| EXERCISE AIM |
Your copy should repeat each record exactly and contain none of the pictures.

━━━ SUPPLIED RECORDS

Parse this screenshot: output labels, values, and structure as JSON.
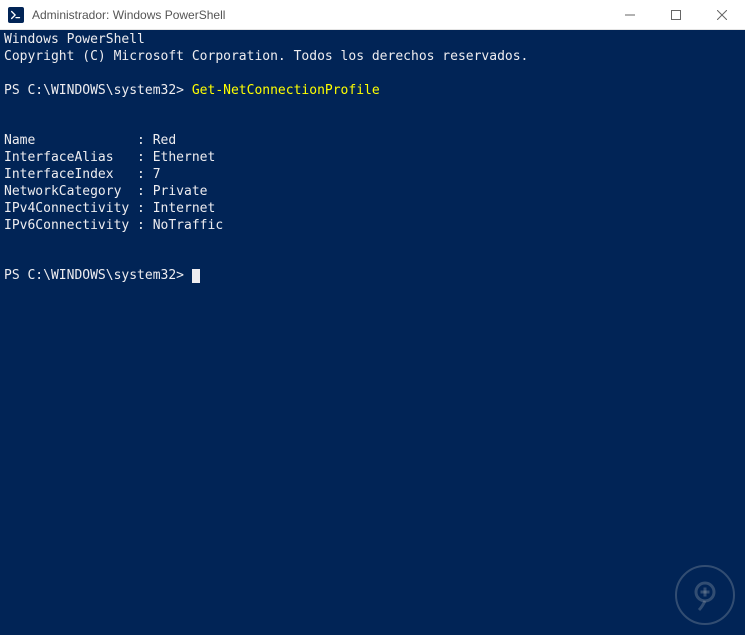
{
  "titlebar": {
    "title": "Administrador: Windows PowerShell"
  },
  "terminal": {
    "header_line1": "Windows PowerShell",
    "header_line2": "Copyright (C) Microsoft Corporation. Todos los derechos reservados.",
    "prompt1": "PS C:\\WINDOWS\\system32> ",
    "command1": "Get-NetConnectionProfile",
    "output": {
      "rows": [
        {
          "key": "Name",
          "value": "Red"
        },
        {
          "key": "InterfaceAlias",
          "value": "Ethernet"
        },
        {
          "key": "InterfaceIndex",
          "value": "7"
        },
        {
          "key": "NetworkCategory",
          "value": "Private"
        },
        {
          "key": "IPv4Connectivity",
          "value": "Internet"
        },
        {
          "key": "IPv6Connectivity",
          "value": "NoTraffic"
        }
      ]
    },
    "prompt2": "PS C:\\WINDOWS\\system32> "
  }
}
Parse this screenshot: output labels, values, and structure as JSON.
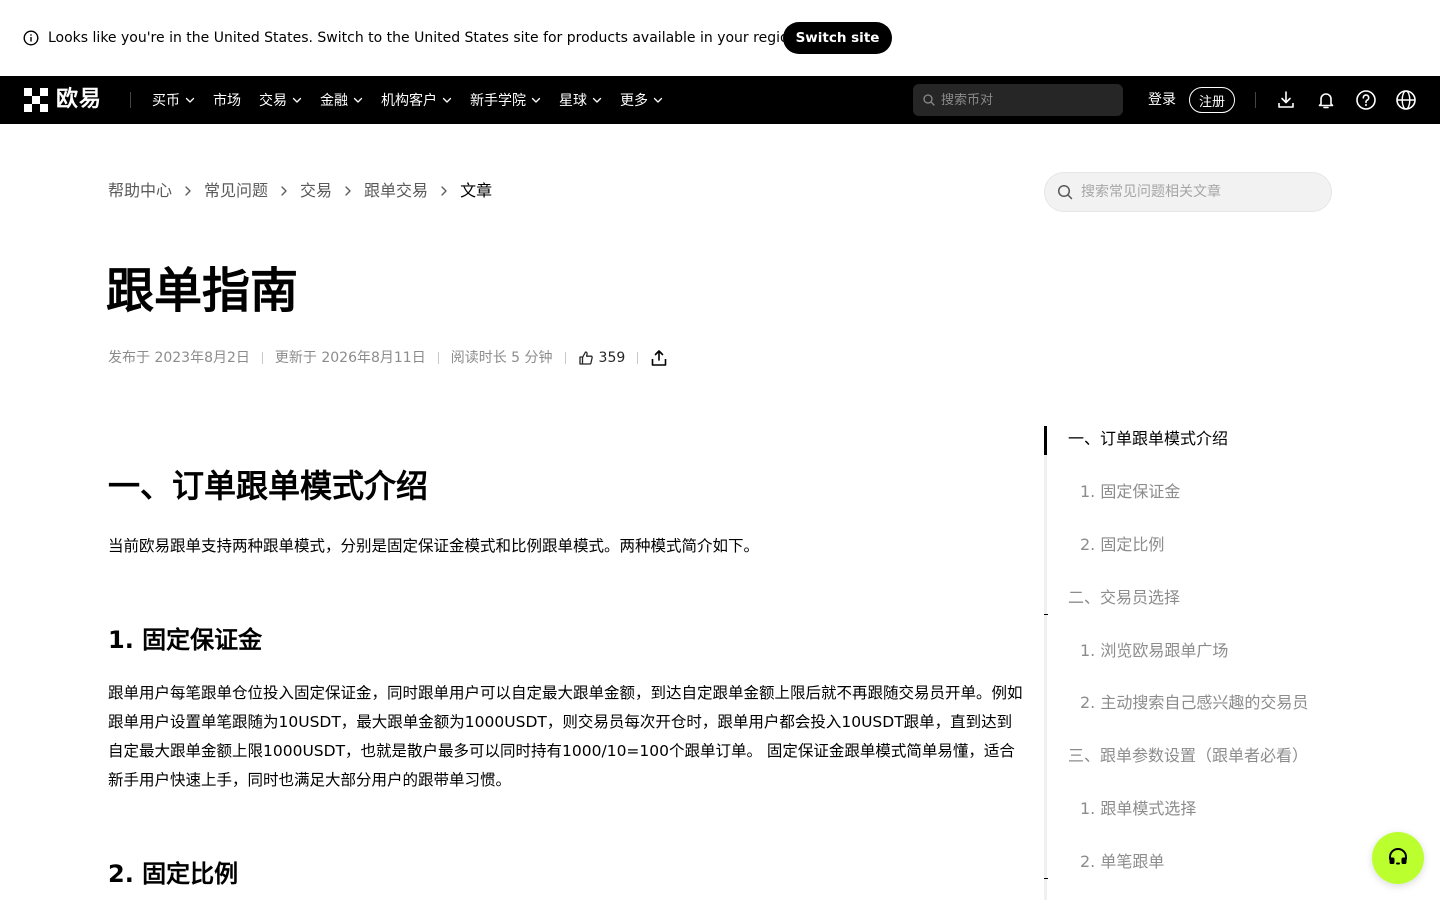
{
  "banner": {
    "message": "Looks like you're in the United States. Switch to the United States site for products available in your region.",
    "switch_label": "Switch site",
    "icon": "info-icon"
  },
  "nav": {
    "brand": "欧易",
    "menu": [
      {
        "label": "买币",
        "dropdown": true
      },
      {
        "label": "市场",
        "dropdown": false
      },
      {
        "label": "交易",
        "dropdown": true
      },
      {
        "label": "金融",
        "dropdown": true
      },
      {
        "label": "机构客户",
        "dropdown": true
      },
      {
        "label": "新手学院",
        "dropdown": true
      },
      {
        "label": "星球",
        "dropdown": true
      },
      {
        "label": "更多",
        "dropdown": true
      }
    ],
    "search_placeholder": "搜索币对",
    "login": "登录",
    "register": "注册",
    "icons": [
      "download-icon",
      "bell-icon",
      "help-icon",
      "globe-icon"
    ]
  },
  "breadcrumb": [
    "帮助中心",
    "常见问题",
    "交易",
    "跟单交易",
    "文章"
  ],
  "faq_search_placeholder": "搜索常见问题相关文章",
  "article": {
    "title": "跟单指南",
    "published": "发布于 2023年8月2日",
    "updated": "更新于 2026年8月11日",
    "read_time": "阅读时长 5 分钟",
    "likes": "359",
    "section1_title": "一、订单跟单模式介绍",
    "section1_intro": "当前欧易跟单支持两种跟单模式，分别是固定保证金模式和比例跟单模式。两种模式简介如下。",
    "sub1_title": "1. 固定保证金",
    "sub1_body": "跟单用户每笔跟单仓位投入固定保证金，同时跟单用户可以自定最大跟单金额，到达自定跟单金额上限后就不再跟随交易员开单。例如跟单用户设置单笔跟随为10USDT，最大跟单金额为1000USDT，则交易员每次开仓时，跟单用户都会投入10USDT跟单，直到达到自定最大跟单金额上限1000USDT，也就是散户最多可以同时持有1000/10=100个跟单订单。 固定保证金跟单模式简单易懂，适合新手用户快速上手，同时也满足大部分用户的跟带单习惯。",
    "sub2_title": "2. 固定比例"
  },
  "toc": [
    {
      "label": "一、订单跟单模式介绍",
      "level": 1,
      "active": true
    },
    {
      "label": "1. 固定保证金",
      "level": 2,
      "active": false
    },
    {
      "label": "2. 固定比例",
      "level": 2,
      "active": false
    },
    {
      "label": "二、交易员选择",
      "level": 1,
      "active": false
    },
    {
      "label": "1. 浏览欧易跟单广场",
      "level": 2,
      "active": false
    },
    {
      "label": "2. 主动搜索自己感兴趣的交易员",
      "level": 2,
      "active": false
    },
    {
      "label": "三、跟单参数设置（跟单者必看）",
      "level": 1,
      "active": false
    },
    {
      "label": "1. 跟单模式选择",
      "level": 2,
      "active": false
    },
    {
      "label": "2. 单笔跟单",
      "level": 2,
      "active": false
    }
  ],
  "colors": {
    "accent": "#bcff2f",
    "nav_bg": "#000000",
    "muted_text": "#8c8c8c"
  }
}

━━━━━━

| RESPONSE TO THIS TASK |
Parse this screenshot: output labels, values, and structure as JSON.
{
  "titlebar": {
    "title": "Administrador: Windows PowerShell"
  },
  "terminal": {
    "header_line1": "Windows PowerShell",
    "header_line2": "Copyright (C) Microsoft Corporation. Todos los derechos reservados.",
    "prompt1": "PS C:\\WINDOWS\\system32> ",
    "command1": "Get-NetConnectionProfile",
    "output": {
      "rows": [
        {
          "key": "Name",
          "value": "Red"
        },
        {
          "key": "InterfaceAlias",
          "value": "Ethernet"
        },
        {
          "key": "InterfaceIndex",
          "value": "7"
        },
        {
          "key": "NetworkCategory",
          "value": "Private"
        },
        {
          "key": "IPv4Connectivity",
          "value": "Internet"
        },
        {
          "key": "IPv6Connectivity",
          "value": "NoTraffic"
        }
      ]
    },
    "prompt2": "PS C:\\WINDOWS\\system32> "
  }
}
Parse this screenshot: output labels, values, and structure as JSON.
{
  "banner": {
    "message": "Looks like you're in the United States. Switch to the United States site for products available in your region.",
    "switch_label": "Switch site",
    "icon": "info-icon"
  },
  "nav": {
    "brand": "欧易",
    "menu": [
      {
        "label": "买币",
        "dropdown": true
      },
      {
        "label": "市场",
        "dropdown": false
      },
      {
        "label": "交易",
        "dropdown": true
      },
      {
        "label": "金融",
        "dropdown": true
      },
      {
        "label": "机构客户",
        "dropdown": true
      },
      {
        "label": "新手学院",
        "dropdown": true
      },
      {
        "label": "星球",
        "dropdown": true
      },
      {
        "label": "更多",
        "dropdown": true
      }
    ],
    "search_placeholder": "搜索币对",
    "login": "登录",
    "register": "注册",
    "icons": [
      "download-icon",
      "bell-icon",
      "help-icon",
      "globe-icon"
    ]
  },
  "breadcrumb": [
    "帮助中心",
    "常见问题",
    "交易",
    "跟单交易",
    "文章"
  ],
  "faq_search_placeholder": "搜索常见问题相关文章",
  "article": {
    "title": "跟单指南",
    "published": "发布于 2023年8月2日",
    "updated": "更新于 2026年8月11日",
    "read_time": "阅读时长 5 分钟",
    "likes": "359",
    "section1_title": "一、订单跟单模式介绍",
    "section1_intro": "当前欧易跟单支持两种跟单模式，分别是固定保证金模式和比例跟单模式。两种模式简介如下。",
    "sub1_title": "1. 固定保证金",
    "sub1_body": "跟单用户每笔跟单仓位投入固定保证金，同时跟单用户可以自定最大跟单金额，到达自定跟单金额上限后就不再跟随交易员开单。例如跟单用户设置单笔跟随为10USDT，最大跟单金额为1000USDT，则交易员每次开仓时，跟单用户都会投入10USDT跟单，直到达到自定最大跟单金额上限1000USDT，也就是散户最多可以同时持有1000/10=100个跟单订单。 固定保证金跟单模式简单易懂，适合新手用户快速上手，同时也满足大部分用户的跟带单习惯。",
    "sub2_title": "2. 固定比例"
  },
  "toc": [
    {
      "label": "一、订单跟单模式介绍",
      "level": 1,
      "active": true
    },
    {
      "label": "1. 固定保证金",
      "level": 2,
      "active": false
    },
    {
      "label": "2. 固定比例",
      "level": 2,
      "active": false
    },
    {
      "label": "二、交易员选择",
      "level": 1,
      "active": false
    },
    {
      "label": "1. 浏览欧易跟单广场",
      "level": 2,
      "active": false
    },
    {
      "label": "2. 主动搜索自己感兴趣的交易员",
      "level": 2,
      "active": false
    },
    {
      "label": "三、跟单参数设置（跟单者必看）",
      "level": 1,
      "active": false
    },
    {
      "label": "1. 跟单模式选择",
      "level": 2,
      "active": false
    },
    {
      "label": "2. 单笔跟单",
      "level": 2,
      "active": false
    }
  ],
  "colors": {
    "accent": "#bcff2f",
    "nav_bg": "#000000",
    "muted_text": "#8c8c8c"
  }
}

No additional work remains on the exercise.